Posts Tagged ‘geology’
[One of 50 articles written and published for Demand Media in 2013]
The common element to all science projects is the scientific method, which is composed of five steps: the research question, the hypothesis, the procedure, your results, and a conclusion. Whether you are examining rocks, studying animals or the behavior of people, these five steps provide the framework for your interrogation of reality and how you report your results. When conducting experiments, always focus on safety.
The sun, Earth and seven other planets circling the sun all formed from the same cloud of gas and dust more than 4.5 billion years ago. Some of Earth’s building blocks still exist as a belt of rocks we call asteroids, circling the sun between the orbits of Mars and Jupiter. These rocks vary in density, mass, composition and cohesion. Occasionally their orbits are perturbed so they end up intersecting with Earth and fall in as meteorites. Students can investigate the various crushing strengths of different meteor types and their ability to survive re-entry into the Earth’s atmosphere. Variables include size, entry speed, meteor composition and atmospheric pressure.

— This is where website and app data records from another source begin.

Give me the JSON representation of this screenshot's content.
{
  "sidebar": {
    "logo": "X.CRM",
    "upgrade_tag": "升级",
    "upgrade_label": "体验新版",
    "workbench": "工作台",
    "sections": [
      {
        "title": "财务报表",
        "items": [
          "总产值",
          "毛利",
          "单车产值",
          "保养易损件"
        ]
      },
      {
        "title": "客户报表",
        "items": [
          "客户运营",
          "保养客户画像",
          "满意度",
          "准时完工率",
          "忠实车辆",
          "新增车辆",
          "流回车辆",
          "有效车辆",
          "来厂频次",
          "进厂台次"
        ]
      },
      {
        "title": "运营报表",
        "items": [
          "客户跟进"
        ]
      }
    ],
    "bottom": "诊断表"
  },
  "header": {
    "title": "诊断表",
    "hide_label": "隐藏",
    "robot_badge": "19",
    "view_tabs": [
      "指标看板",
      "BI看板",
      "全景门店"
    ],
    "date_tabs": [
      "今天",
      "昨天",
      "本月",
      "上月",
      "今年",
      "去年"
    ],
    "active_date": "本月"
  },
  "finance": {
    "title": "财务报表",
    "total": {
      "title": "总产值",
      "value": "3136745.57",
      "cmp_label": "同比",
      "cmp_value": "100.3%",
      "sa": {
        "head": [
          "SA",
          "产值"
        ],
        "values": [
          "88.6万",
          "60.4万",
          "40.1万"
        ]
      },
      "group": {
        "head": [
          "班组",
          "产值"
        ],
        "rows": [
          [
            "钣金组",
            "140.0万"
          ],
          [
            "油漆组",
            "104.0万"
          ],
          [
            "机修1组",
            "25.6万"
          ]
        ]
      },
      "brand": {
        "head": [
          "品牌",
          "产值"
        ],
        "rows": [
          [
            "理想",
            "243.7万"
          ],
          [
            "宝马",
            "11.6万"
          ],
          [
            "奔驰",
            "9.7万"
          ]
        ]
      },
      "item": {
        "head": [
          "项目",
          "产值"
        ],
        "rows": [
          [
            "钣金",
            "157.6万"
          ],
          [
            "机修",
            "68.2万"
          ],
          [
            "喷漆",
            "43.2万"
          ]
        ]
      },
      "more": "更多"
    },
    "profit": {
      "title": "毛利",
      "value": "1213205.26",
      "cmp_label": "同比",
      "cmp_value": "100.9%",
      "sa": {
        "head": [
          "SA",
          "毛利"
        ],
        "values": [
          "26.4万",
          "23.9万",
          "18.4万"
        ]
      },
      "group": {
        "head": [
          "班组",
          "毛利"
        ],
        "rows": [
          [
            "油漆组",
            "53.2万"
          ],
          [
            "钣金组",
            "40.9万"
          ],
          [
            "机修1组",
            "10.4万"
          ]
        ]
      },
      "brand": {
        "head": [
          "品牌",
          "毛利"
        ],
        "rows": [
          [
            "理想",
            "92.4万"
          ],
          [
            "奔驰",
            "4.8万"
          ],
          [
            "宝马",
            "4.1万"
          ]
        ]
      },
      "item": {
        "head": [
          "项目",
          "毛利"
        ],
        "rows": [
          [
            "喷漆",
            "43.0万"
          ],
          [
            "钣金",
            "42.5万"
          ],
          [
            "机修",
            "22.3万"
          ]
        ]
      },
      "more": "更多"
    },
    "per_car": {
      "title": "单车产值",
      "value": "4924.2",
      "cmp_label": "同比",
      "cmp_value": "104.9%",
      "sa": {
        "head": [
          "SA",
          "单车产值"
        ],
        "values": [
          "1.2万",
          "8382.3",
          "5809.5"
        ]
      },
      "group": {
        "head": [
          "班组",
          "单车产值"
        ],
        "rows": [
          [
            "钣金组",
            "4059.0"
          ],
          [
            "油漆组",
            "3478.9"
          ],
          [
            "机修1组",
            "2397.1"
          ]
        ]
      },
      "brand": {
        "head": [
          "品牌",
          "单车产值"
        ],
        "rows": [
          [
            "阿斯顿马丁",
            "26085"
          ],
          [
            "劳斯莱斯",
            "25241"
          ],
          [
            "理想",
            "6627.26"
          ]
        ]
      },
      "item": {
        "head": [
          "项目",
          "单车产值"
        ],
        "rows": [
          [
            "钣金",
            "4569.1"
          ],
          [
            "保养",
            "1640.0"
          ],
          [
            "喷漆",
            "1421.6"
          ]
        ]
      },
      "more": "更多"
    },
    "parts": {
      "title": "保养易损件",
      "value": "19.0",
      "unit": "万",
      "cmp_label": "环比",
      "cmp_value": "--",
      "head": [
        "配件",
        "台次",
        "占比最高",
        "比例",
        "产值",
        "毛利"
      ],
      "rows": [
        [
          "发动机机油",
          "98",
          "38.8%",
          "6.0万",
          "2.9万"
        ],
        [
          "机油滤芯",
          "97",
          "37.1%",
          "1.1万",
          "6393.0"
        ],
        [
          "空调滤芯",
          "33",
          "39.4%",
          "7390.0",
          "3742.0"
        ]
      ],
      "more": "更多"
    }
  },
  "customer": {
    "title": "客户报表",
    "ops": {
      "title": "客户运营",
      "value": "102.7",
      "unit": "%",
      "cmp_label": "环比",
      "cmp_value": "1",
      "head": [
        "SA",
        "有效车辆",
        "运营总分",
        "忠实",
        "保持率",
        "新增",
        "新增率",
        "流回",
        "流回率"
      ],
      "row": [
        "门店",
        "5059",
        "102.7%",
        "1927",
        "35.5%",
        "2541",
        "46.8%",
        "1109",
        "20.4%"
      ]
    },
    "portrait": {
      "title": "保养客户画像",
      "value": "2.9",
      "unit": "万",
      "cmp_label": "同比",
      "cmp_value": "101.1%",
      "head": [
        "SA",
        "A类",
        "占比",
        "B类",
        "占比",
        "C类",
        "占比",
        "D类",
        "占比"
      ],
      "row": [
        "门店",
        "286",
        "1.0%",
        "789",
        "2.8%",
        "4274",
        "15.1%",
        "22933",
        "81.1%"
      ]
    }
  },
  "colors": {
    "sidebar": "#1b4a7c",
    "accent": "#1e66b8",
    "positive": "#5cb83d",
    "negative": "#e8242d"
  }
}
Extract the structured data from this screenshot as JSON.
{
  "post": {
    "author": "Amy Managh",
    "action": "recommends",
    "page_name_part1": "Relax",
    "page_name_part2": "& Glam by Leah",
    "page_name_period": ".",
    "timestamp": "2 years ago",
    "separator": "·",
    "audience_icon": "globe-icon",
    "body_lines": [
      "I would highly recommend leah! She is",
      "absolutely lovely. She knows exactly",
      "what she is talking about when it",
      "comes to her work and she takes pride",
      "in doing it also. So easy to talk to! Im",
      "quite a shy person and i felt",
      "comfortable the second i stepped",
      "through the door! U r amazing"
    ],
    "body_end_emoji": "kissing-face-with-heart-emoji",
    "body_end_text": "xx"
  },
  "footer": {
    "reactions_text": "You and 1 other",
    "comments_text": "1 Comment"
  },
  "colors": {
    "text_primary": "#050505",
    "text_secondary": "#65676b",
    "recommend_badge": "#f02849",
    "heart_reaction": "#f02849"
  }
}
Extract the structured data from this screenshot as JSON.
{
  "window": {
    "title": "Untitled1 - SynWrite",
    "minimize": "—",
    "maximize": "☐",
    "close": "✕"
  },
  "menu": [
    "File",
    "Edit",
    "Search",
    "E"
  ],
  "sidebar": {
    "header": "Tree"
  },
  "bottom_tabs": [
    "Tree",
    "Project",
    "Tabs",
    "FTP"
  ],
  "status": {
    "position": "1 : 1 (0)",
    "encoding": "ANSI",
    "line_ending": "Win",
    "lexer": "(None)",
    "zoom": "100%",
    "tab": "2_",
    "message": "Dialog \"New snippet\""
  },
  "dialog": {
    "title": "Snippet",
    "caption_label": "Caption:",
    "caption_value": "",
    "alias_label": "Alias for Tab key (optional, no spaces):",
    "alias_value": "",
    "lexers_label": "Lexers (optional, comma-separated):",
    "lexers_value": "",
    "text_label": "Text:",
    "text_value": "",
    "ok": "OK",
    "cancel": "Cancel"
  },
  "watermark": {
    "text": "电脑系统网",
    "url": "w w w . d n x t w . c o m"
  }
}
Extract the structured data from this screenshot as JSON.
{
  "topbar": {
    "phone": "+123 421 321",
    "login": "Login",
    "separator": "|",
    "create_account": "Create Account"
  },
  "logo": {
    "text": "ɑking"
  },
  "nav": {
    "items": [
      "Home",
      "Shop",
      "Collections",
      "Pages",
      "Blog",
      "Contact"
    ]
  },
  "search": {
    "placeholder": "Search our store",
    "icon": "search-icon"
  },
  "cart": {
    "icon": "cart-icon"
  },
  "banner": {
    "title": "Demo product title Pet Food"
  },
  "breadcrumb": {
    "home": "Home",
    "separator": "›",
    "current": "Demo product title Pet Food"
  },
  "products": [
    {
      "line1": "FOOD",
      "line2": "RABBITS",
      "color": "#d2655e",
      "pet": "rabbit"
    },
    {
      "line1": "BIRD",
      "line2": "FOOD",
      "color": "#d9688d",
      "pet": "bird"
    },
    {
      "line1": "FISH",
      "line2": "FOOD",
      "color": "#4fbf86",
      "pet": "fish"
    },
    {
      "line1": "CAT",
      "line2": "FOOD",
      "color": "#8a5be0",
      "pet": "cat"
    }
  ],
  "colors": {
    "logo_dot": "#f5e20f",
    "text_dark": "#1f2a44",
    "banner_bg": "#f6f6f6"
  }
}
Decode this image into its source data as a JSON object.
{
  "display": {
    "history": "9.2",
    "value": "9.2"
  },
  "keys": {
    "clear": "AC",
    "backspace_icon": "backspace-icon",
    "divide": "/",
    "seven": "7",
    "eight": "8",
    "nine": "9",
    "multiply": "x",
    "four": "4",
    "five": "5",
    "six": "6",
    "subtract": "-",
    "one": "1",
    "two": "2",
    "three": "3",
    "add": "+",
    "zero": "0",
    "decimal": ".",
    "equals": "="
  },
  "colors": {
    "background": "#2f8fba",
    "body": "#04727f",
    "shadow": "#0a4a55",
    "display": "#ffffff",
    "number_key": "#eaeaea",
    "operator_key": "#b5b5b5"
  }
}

Students can collect an assortment of five rocks (color, texture, weight, composition, origin) near them. Students can develop a hypothesis as to which rocks are hardest, and order them thus, from softest to hardest. Test rocks using the Mohs scale to determine whether the hypothesis is correct.
Using the same rock types that were tested for hardness, test for unconfined compressive strength. Students should test them at different angles — some rocks are strong in one direction and weaker in others. This test can be done with a bench vise on weaker rocks, but safety goggles are essential. The rocks should be ordered by the hypothesis of comparative strengths and compared with the final results.
Some rocks, particularly iron oxides, contain magnetized minerals. Students can investigate a collection of local rocks and assess the intensity of the magnetism. They can vary depending on mineral content, exposure to magnetic fields, exposure to heat and location. Additional properties to investigate could include magnetic alignment and the type of remanent magnetization — chemical, depositional or isothermal.